I’m often very dubious about training for ‘interventions’ that are supposedly proven to raise attainment of children in specific areas. Any additional teaching and input in core areas that children have gaps in will prove to help children’s progress. It is all about identifying the key topics that children need support in and ensuring that time is given to them for practicing these skills so they become more proficient in using and applying them.

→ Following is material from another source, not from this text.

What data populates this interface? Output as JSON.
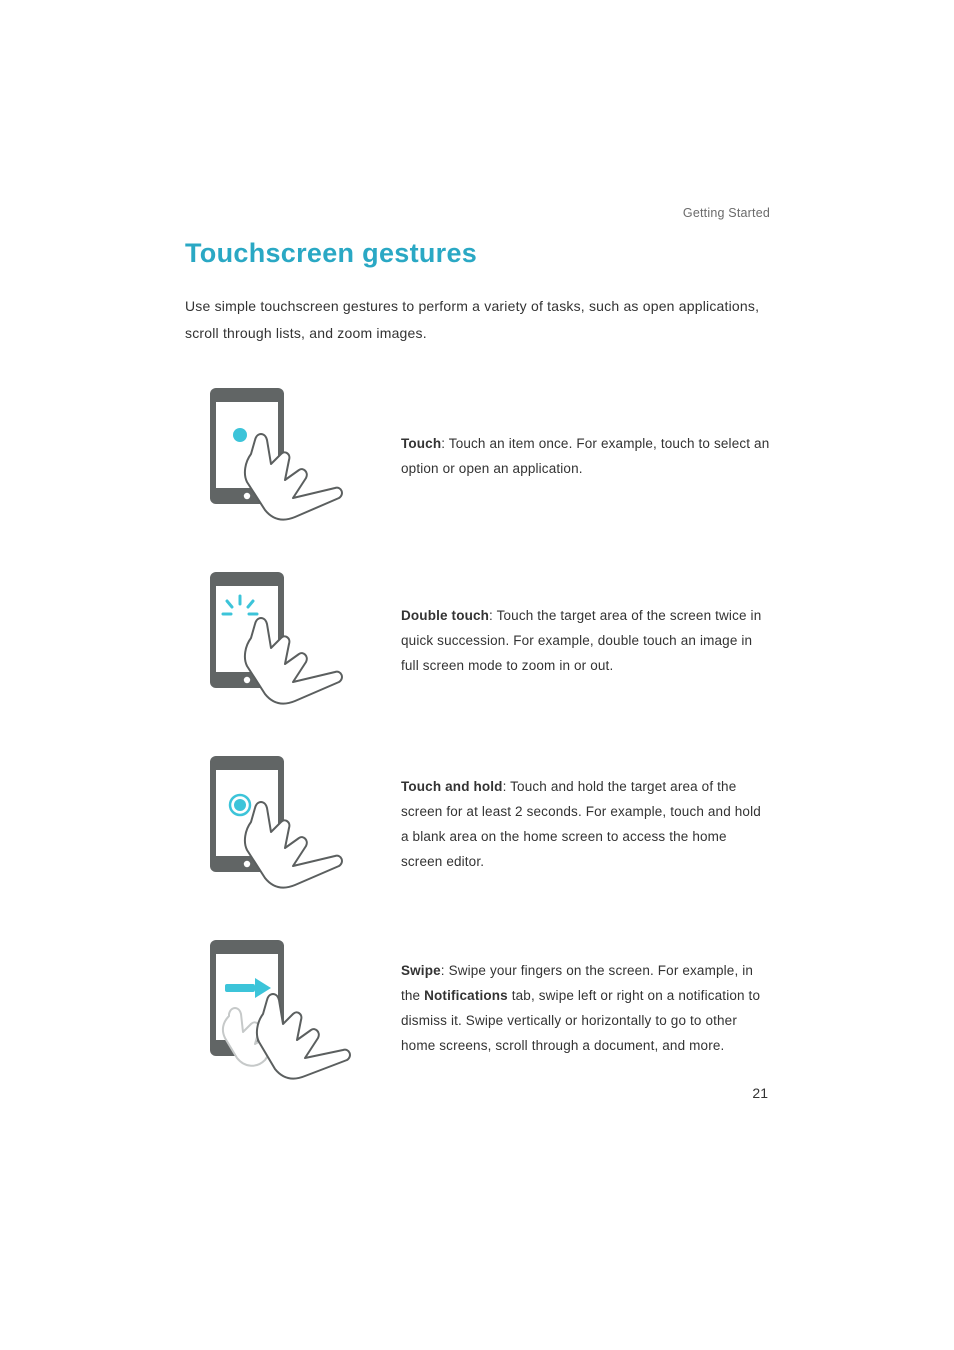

Furthermore, the adult supporting them needs to completely understand what areas these are for each pupil. So, taking an ‘off the shelf’ intervention may not have any impact if the adult teaching it is not effective in its delivery or if it does not hone in on the areas in which the pupils need extra support. Quality first teaching is what it is all about. We always hear this, but it is so fundamentally true. Often these interventions are run just for the sake of running them, but when delving deeper into the data of, let’s say, an eight week program, you will often find hardly any progress made or even no movement with many of the children. In fact, it is these children who may have suffered by being in this intervention rather than being in their classroom with their peers.
There are many interventions that can be highly effective as long as they are well led, organised and delivered. However, schools need to be more discerning when choosing which interventions should be run across their school. One program that works in one context does not necessarily mean it will be as effective in another context. It must work for that school. So, tailor made programs will be much more effective than ones ‘just out of the folder.’ They need to be adapted for the children they are aimed at.
It is common sense, really – Quality first teaching and then bespoke programs specifically adapted to those pupils identified as needing additional support………..